Task goal
An exact copy of every entry is needed here; the images stay out.

The input
_____

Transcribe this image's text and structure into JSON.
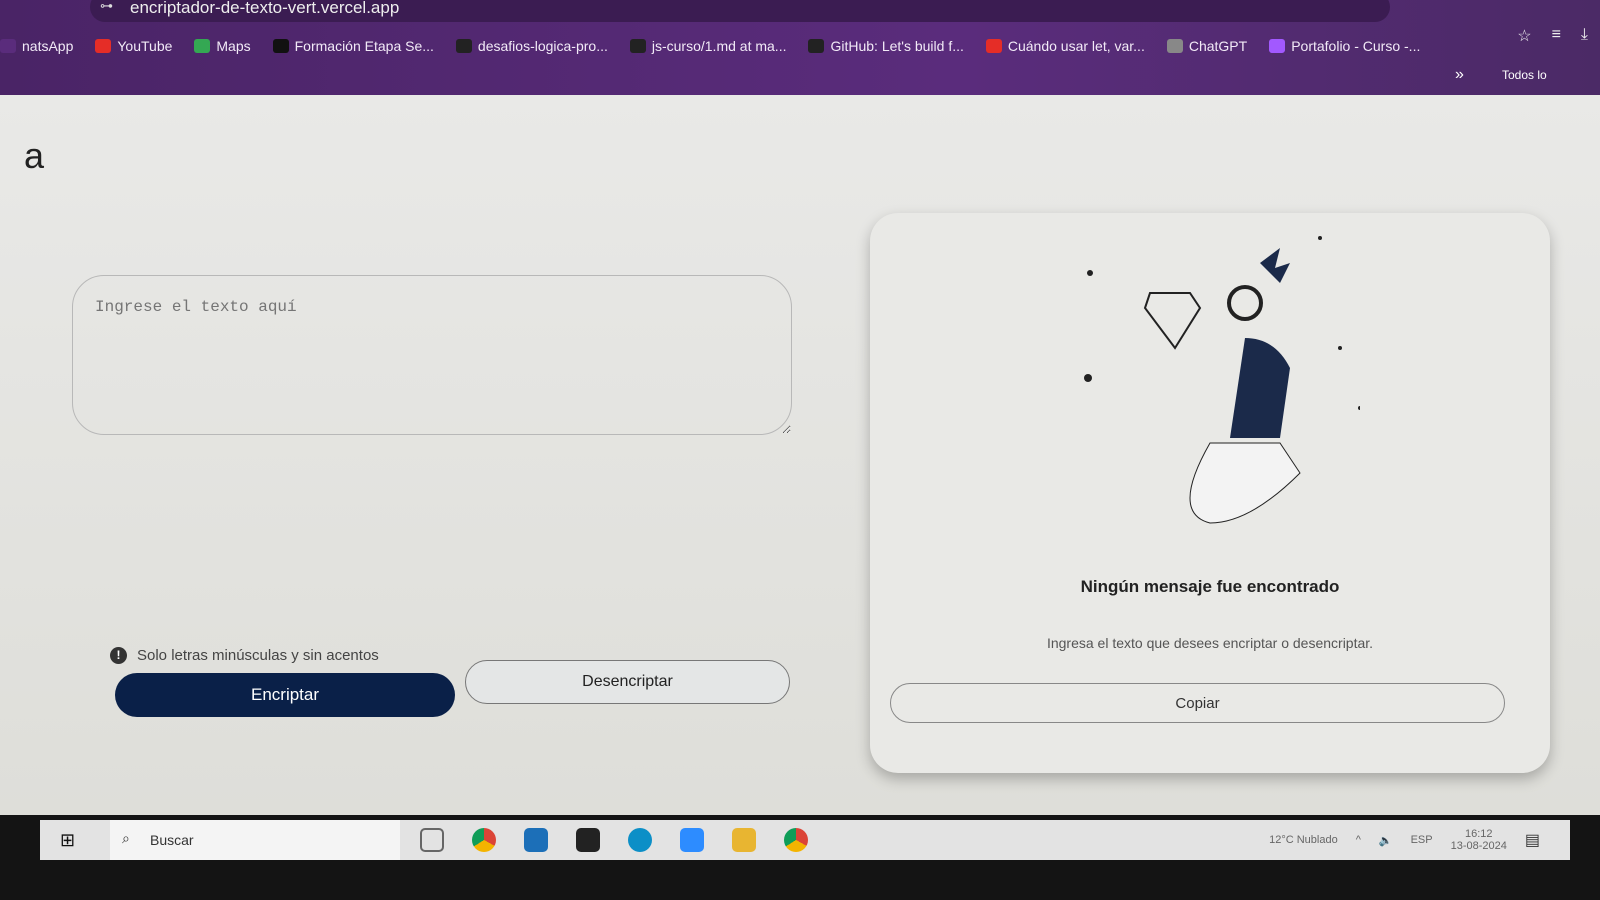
{
  "browser": {
    "url": "encriptador-de-texto-vert.vercel.app",
    "bookmarks": [
      {
        "label": "natsApp",
        "color": "#5a2c7c"
      },
      {
        "label": "YouTube",
        "color": "#e52d27"
      },
      {
        "label": "Maps",
        "color": "#34a853"
      },
      {
        "label": "Formación Etapa Se...",
        "color": "#111"
      },
      {
        "label": "desafios-logica-pro...",
        "color": "#222"
      },
      {
        "label": "js-curso/1.md at ma...",
        "color": "#222"
      },
      {
        "label": "GitHub: Let's build f...",
        "color": "#222"
      },
      {
        "label": "Cuándo usar let, var...",
        "color": "#e52d27"
      },
      {
        "label": "ChatGPT",
        "color": "#888"
      },
      {
        "label": "Portafolio - Curso -...",
        "color": "#a259ff"
      }
    ],
    "more": "»",
    "all_bookmarks": "Todos lo"
  },
  "app": {
    "logo": "a",
    "placeholder": "Ingrese el texto aquí",
    "hint": "Solo letras minúsculas y sin acentos",
    "hint_icon": "!",
    "encrypt": "Encriptar",
    "decrypt": "Desencriptar",
    "empty_title": "Ningún mensaje fue encontrado",
    "empty_text": "Ingresa el texto que desees encriptar o desencriptar.",
    "copy": "Copiar"
  },
  "taskbar": {
    "search": "Buscar",
    "weather": "12°C  Nublado",
    "lang": "ESP",
    "time": "16:12",
    "date": "13-08-2024"
  }
}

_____

Exercise answer
Transcribe this image's text and structure into JSON.
{
  "browser": {
    "url": "encriptador-de-texto-vert.vercel.app",
    "bookmarks": [
      {
        "label": "natsApp",
        "color": "#5a2c7c"
      },
      {
        "label": "YouTube",
        "color": "#e52d27"
      },
      {
        "label": "Maps",
        "color": "#34a853"
      },
      {
        "label": "Formación Etapa Se...",
        "color": "#111"
      },
      {
        "label": "desafios-logica-pro...",
        "color": "#222"
      },
      {
        "label": "js-curso/1.md at ma...",
        "color": "#222"
      },
      {
        "label": "GitHub: Let's build f...",
        "color": "#222"
      },
      {
        "label": "Cuándo usar let, var...",
        "color": "#e52d27"
      },
      {
        "label": "ChatGPT",
        "color": "#888"
      },
      {
        "label": "Portafolio - Curso -...",
        "color": "#a259ff"
      }
    ],
    "more": "»",
    "all_bookmarks": "Todos lo"
  },
  "app": {
    "logo": "a",
    "placeholder": "Ingrese el texto aquí",
    "hint": "Solo letras minúsculas y sin acentos",
    "hint_icon": "!",
    "encrypt": "Encriptar",
    "decrypt": "Desencriptar",
    "empty_title": "Ningún mensaje fue encontrado",
    "empty_text": "Ingresa el texto que desees encriptar o desencriptar.",
    "copy": "Copiar"
  },
  "taskbar": {
    "search": "Buscar",
    "weather": "12°C  Nublado",
    "lang": "ESP",
    "time": "16:12",
    "date": "13-08-2024"
  }
}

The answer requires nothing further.